Assignment ▸ Copy every line from the records that holds the word "text".

Entries supplied ▸

┄┄┄┄┄┄┄┄┄┄┄┄┄┄┄┄┄┄┄┄

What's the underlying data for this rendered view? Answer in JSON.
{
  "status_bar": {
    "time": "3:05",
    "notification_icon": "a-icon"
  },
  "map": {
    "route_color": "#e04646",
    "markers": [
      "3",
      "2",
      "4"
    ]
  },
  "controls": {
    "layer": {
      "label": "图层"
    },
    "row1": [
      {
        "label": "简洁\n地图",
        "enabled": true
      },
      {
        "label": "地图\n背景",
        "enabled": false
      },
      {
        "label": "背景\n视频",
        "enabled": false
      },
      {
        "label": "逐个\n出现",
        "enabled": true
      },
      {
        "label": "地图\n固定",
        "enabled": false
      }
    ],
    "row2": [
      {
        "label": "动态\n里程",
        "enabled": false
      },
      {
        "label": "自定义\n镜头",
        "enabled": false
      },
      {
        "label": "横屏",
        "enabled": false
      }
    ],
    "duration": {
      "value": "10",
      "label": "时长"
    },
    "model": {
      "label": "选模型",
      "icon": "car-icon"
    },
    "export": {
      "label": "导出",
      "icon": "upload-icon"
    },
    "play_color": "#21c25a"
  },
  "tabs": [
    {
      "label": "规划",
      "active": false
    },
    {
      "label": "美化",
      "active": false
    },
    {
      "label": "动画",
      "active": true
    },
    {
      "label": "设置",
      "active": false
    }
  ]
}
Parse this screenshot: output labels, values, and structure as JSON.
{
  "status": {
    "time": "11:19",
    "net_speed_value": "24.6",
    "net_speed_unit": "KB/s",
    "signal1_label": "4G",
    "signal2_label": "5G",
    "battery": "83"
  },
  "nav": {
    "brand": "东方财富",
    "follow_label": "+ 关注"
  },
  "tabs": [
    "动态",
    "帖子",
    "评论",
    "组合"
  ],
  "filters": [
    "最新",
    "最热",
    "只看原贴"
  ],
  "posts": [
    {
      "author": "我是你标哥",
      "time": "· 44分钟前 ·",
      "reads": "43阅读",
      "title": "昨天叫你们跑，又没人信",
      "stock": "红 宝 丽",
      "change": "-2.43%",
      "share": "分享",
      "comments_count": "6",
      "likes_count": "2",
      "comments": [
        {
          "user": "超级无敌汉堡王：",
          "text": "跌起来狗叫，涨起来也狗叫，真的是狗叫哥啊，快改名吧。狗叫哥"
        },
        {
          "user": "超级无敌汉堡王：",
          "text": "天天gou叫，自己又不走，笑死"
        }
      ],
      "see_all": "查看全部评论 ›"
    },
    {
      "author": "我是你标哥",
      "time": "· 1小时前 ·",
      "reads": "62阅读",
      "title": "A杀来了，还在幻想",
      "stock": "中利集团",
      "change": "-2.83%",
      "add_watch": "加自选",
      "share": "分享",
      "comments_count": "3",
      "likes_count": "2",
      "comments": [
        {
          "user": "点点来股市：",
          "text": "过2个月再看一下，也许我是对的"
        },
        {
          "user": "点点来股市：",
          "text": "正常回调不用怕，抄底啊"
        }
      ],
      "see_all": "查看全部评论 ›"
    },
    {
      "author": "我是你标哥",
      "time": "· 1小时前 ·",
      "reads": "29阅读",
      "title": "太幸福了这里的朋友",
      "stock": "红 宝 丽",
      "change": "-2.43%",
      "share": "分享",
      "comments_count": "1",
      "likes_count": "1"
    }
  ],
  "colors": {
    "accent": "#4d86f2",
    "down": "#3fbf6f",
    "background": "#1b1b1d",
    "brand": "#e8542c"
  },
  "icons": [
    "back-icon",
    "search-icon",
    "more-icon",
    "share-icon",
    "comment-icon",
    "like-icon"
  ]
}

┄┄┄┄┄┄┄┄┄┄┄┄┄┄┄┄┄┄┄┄

Written answer ▸
          "text": "跌起来狗叫，涨起来也狗叫，真的是狗叫哥啊，快改名吧。狗叫哥"
          "text": "天天gou叫，自己又不走，笑死"
          "text": "过2个月再看一下，也许我是对的"
          "text": "正常回调不用怕，抄底啊"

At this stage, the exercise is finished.